No matter which way you looked at it, the bulls had four buttocks. Lined up, ready to strut into the show ring at the Great Yorkshire Show, rosettes on their shiny new collars, coats freshly coiffed and tails trimmed of poo, they were splendid specimens of bovine breeding. But yet they had four buttocks. I counted them. One. Two. Three. Four. Noel counted them. One. Two. Three Four. Yup. Four.
Son-in-law Tom, a cattle farmer, has tried his best to educate the two oldie townies in countryside know-how. As we entered the cattle sheds at the show, he explained that the cows were the ones with the boobies and the bulls, well, they really didn't need any explanation, it was plain to see and would definitely have had someone's eye out.
The buttock phenomenon, as we came to call it, had a simple explanation. People like rump steak, the more rumps, the more steak, these beasts were bred for their buttocks. It's enough to turn you vegetarian.
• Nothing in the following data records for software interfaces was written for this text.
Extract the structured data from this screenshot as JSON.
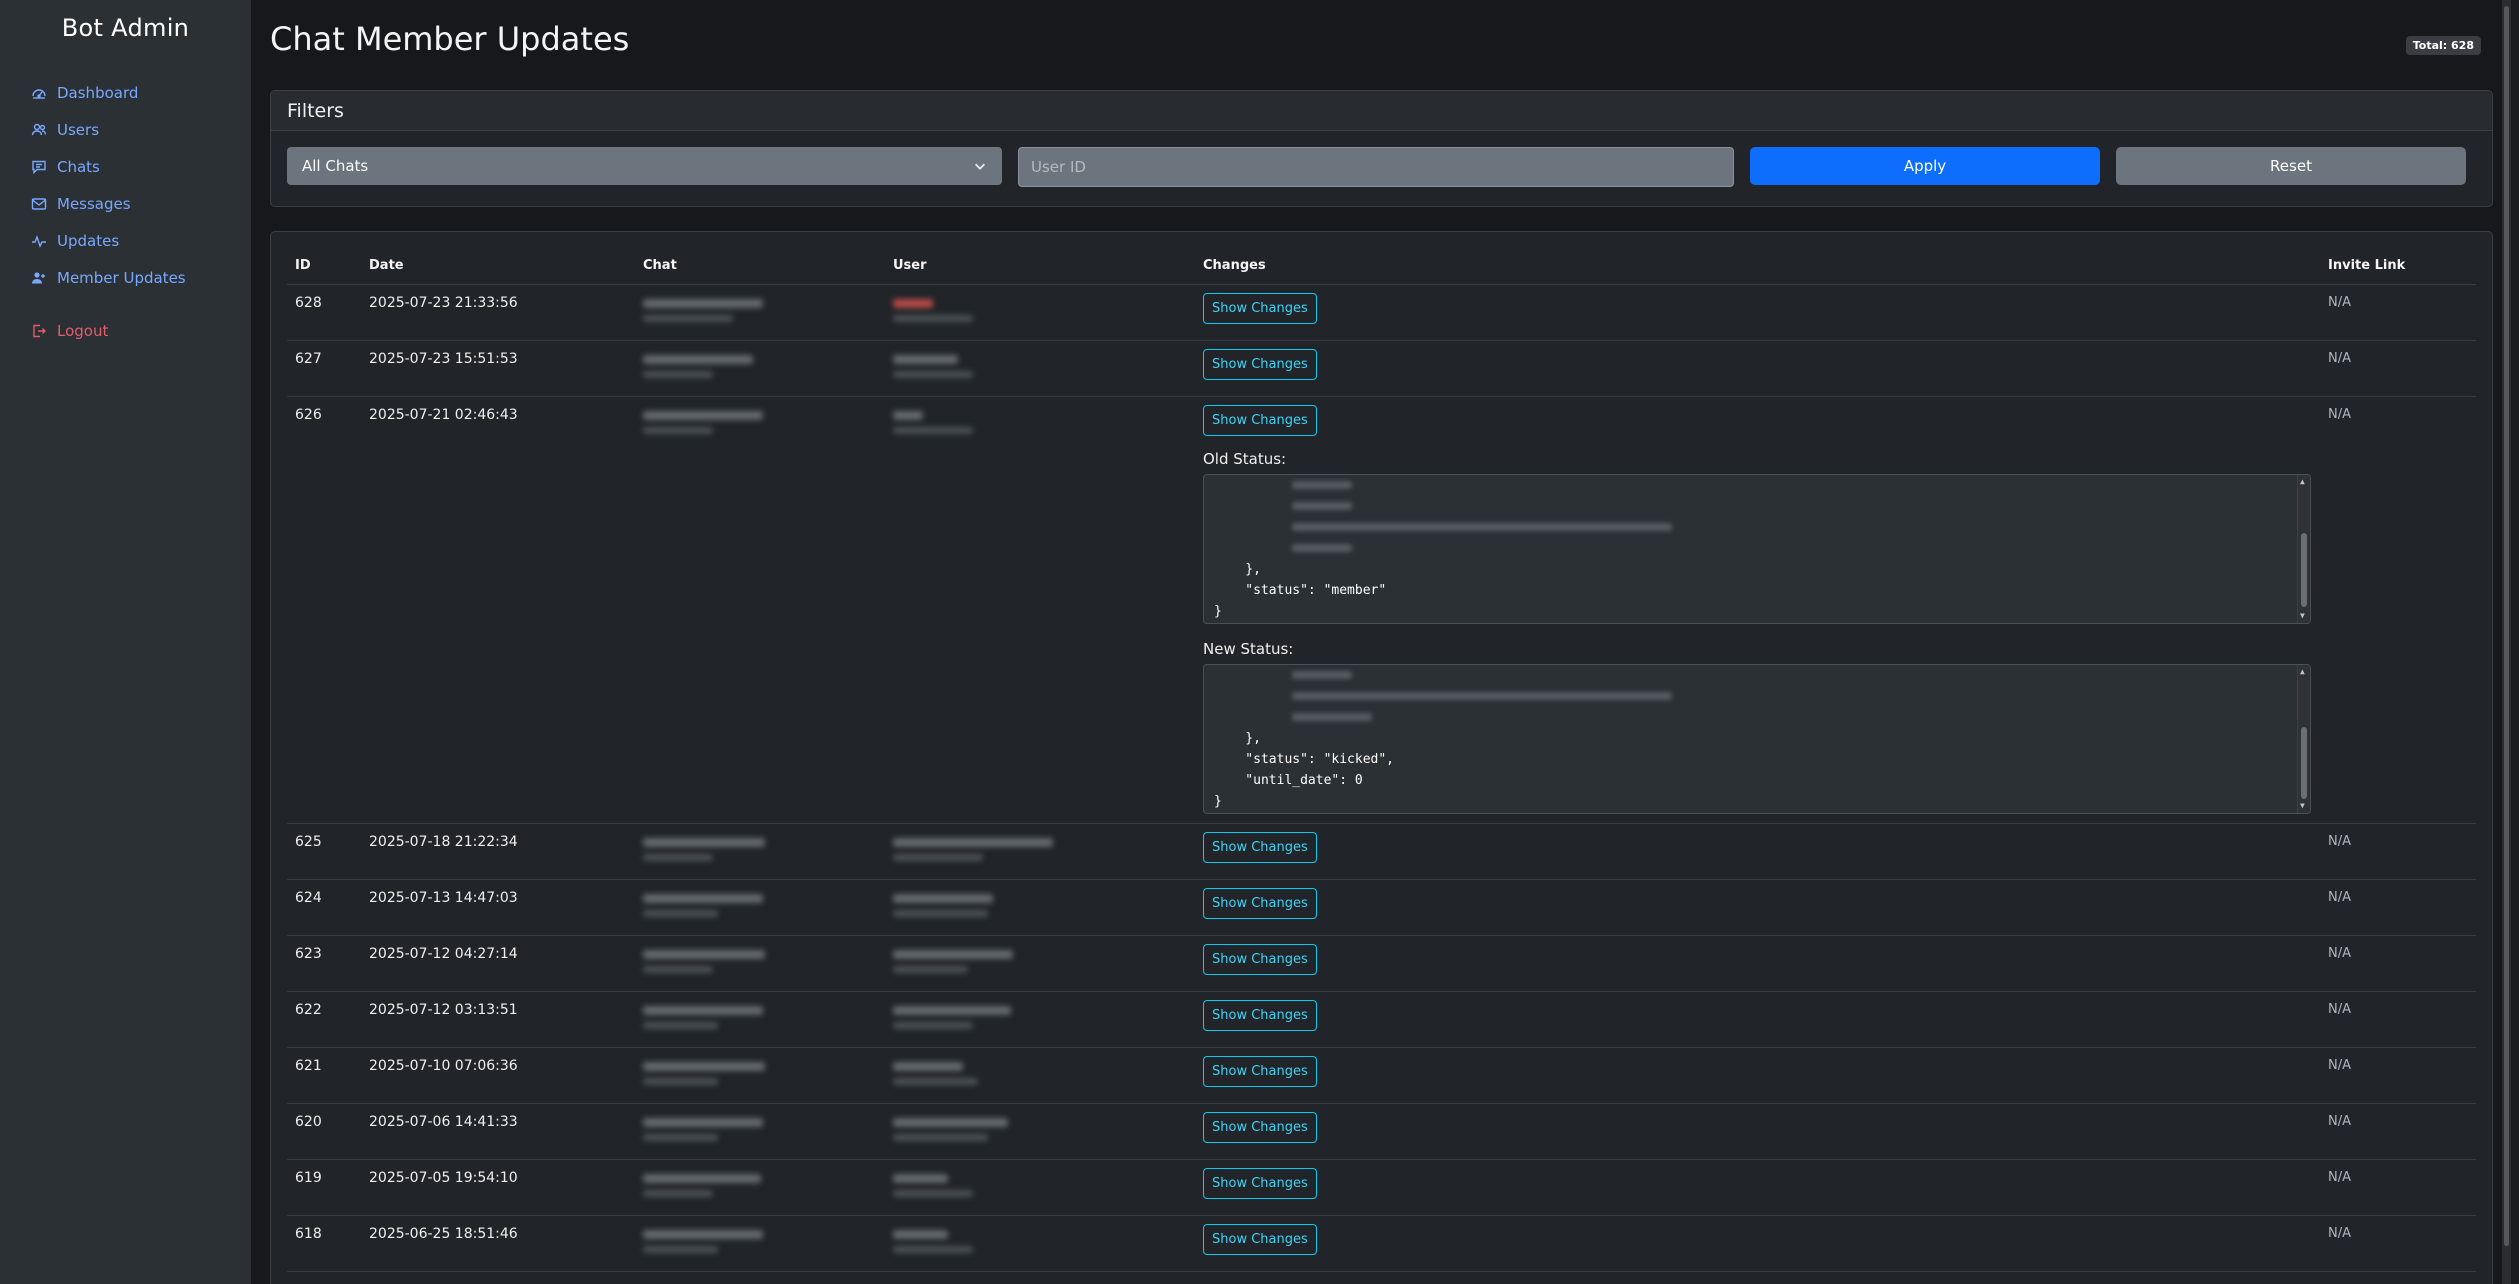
{
  "sidebar": {
    "brand": "Bot Admin",
    "items": [
      {
        "label": "Dashboard",
        "icon": "dashboard-icon"
      },
      {
        "label": "Users",
        "icon": "users-icon"
      },
      {
        "label": "Chats",
        "icon": "chat-icon"
      },
      {
        "label": "Messages",
        "icon": "envelope-icon"
      },
      {
        "label": "Updates",
        "icon": "activity-icon"
      },
      {
        "label": "Member Updates",
        "icon": "member-updates-icon"
      }
    ],
    "logout": {
      "label": "Logout",
      "icon": "logout-icon"
    }
  },
  "page": {
    "title": "Chat Member Updates",
    "total_badge": "Total: 628"
  },
  "filters": {
    "title": "Filters",
    "chat_select_value": "All Chats",
    "user_id_placeholder": "User ID",
    "apply_label": "Apply",
    "reset_label": "Reset"
  },
  "table": {
    "headers": {
      "id": "ID",
      "date": "Date",
      "chat": "Chat",
      "user": "User",
      "changes": "Changes",
      "invite_link": "Invite Link"
    },
    "show_changes_label": "Show Changes",
    "rows": [
      {
        "id": "628",
        "date": "2025-07-23 21:33:56",
        "invite": "N/A"
      },
      {
        "id": "627",
        "date": "2025-07-23 15:51:53",
        "invite": "N/A"
      },
      {
        "id": "626",
        "date": "2025-07-21 02:46:43",
        "invite": "N/A"
      },
      {
        "id": "625",
        "date": "2025-07-18 21:22:34",
        "invite": "N/A"
      },
      {
        "id": "624",
        "date": "2025-07-13 14:47:03",
        "invite": "N/A"
      },
      {
        "id": "623",
        "date": "2025-07-12 04:27:14",
        "invite": "N/A"
      },
      {
        "id": "622",
        "date": "2025-07-12 03:13:51",
        "invite": "N/A"
      },
      {
        "id": "621",
        "date": "2025-07-10 07:06:36",
        "invite": "N/A"
      },
      {
        "id": "620",
        "date": "2025-07-06 14:41:33",
        "invite": "N/A"
      },
      {
        "id": "619",
        "date": "2025-07-05 19:54:10",
        "invite": "N/A"
      },
      {
        "id": "618",
        "date": "2025-06-25 18:51:46",
        "invite": "N/A"
      }
    ],
    "expanded": {
      "old_label": "Old Status:",
      "old_lines": [
        "    },",
        "    \"status\": \"member\"",
        "}"
      ],
      "new_label": "New Status:",
      "new_lines": [
        "    },",
        "    \"status\": \"kicked\",",
        "    \"until_date\": 0",
        "}"
      ]
    }
  },
  "colors": {
    "sidebar_bg": "#2b3035",
    "link": "#79a8ff",
    "logout": "#e35d6a",
    "primary": "#0d6efd",
    "secondary": "#6c757d",
    "info_outline": "#0dcaf0"
  }
}
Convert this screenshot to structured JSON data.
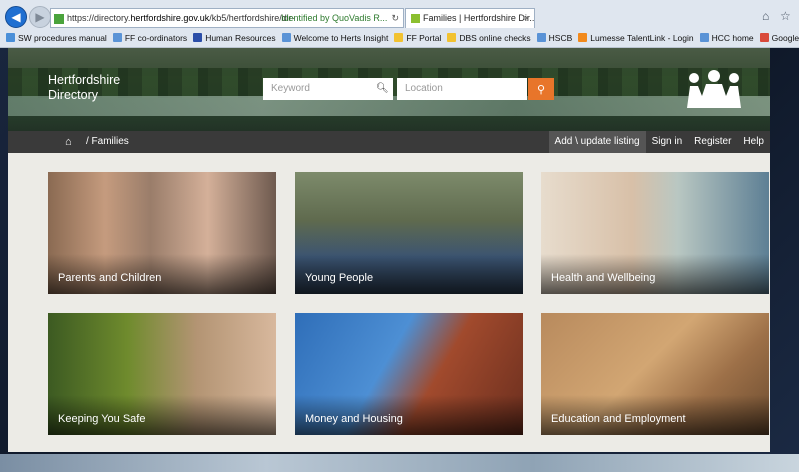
{
  "browser": {
    "url_prefix": "https://directory.",
    "url_host": "hertfordshire.gov.uk",
    "url_rest": "/kb5/hertfordshire/dir- ",
    "identity": "Identified by QuoVadis R...",
    "tab_title": "Families | Hertfordshire Dir...",
    "favorites": [
      {
        "label": "SW procedures manual",
        "color": "#4a8fd8"
      },
      {
        "label": "FF co-ordinators",
        "color": "#5a93d6"
      },
      {
        "label": "Human Resources",
        "color": "#2b4ea8"
      },
      {
        "label": "Welcome to Herts Insight",
        "color": "#5a93d6"
      },
      {
        "label": "FF Portal",
        "color": "#f2c230"
      },
      {
        "label": "DBS online checks",
        "color": "#f2c230"
      },
      {
        "label": "HSCB",
        "color": "#5a93d6"
      },
      {
        "label": "Lumesse TalentLink - Login",
        "color": "#f28a1c"
      },
      {
        "label": "HCC home",
        "color": "#5a93d6"
      },
      {
        "label": "Google",
        "color": "#d94a3b"
      }
    ]
  },
  "header": {
    "brand_line1": "Hertfordshire",
    "brand_line2": "Directory",
    "keyword_placeholder": "Keyword",
    "location_placeholder": "Location"
  },
  "nav": {
    "breadcrumb": "/ Families",
    "add_listing": "Add \\ update listing",
    "sign_in": "Sign in",
    "register": "Register",
    "help": "Help"
  },
  "cards": [
    "Parents and Children",
    "Young People",
    "Health and Wellbeing",
    "Keeping You Safe",
    "Money and Housing",
    "Education and Employment"
  ],
  "colors": {
    "accent": "#e8752a",
    "nav_bar": "#3a3a3a",
    "page_bg": "#ecebe6"
  }
}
We were at the Great Yorkshire Show with most of the population of the north of England, Scotland, the Cotswolds, part of Greater London and Holland. The place was heaving, no-one walked, we all moved together in one blobby mass of ice-cream-eating humanity. Together we watched the show jumping, held our breath as we walked past the pig pens, gasped at the lumberjacks as they shinned up the posts, tested the meats and cheeses in the food hall and collected little bottles of yoghurt handed out by the trayload.
We met up with Hannah, Tom and birthday girl Lizzie, who's three tomorrow. As a farmer's daughter she can name every piece of heavy equipment, along with its manufacturer. She's not phased by the cattle and sheep – there's plenty of those at home. But the goats, well, they were a real eye opener for her, she had to give every goat a little pat on the bottom, and there were a lot of them. Fortunately they only had two buttocks, otherwise we'd have been there all day.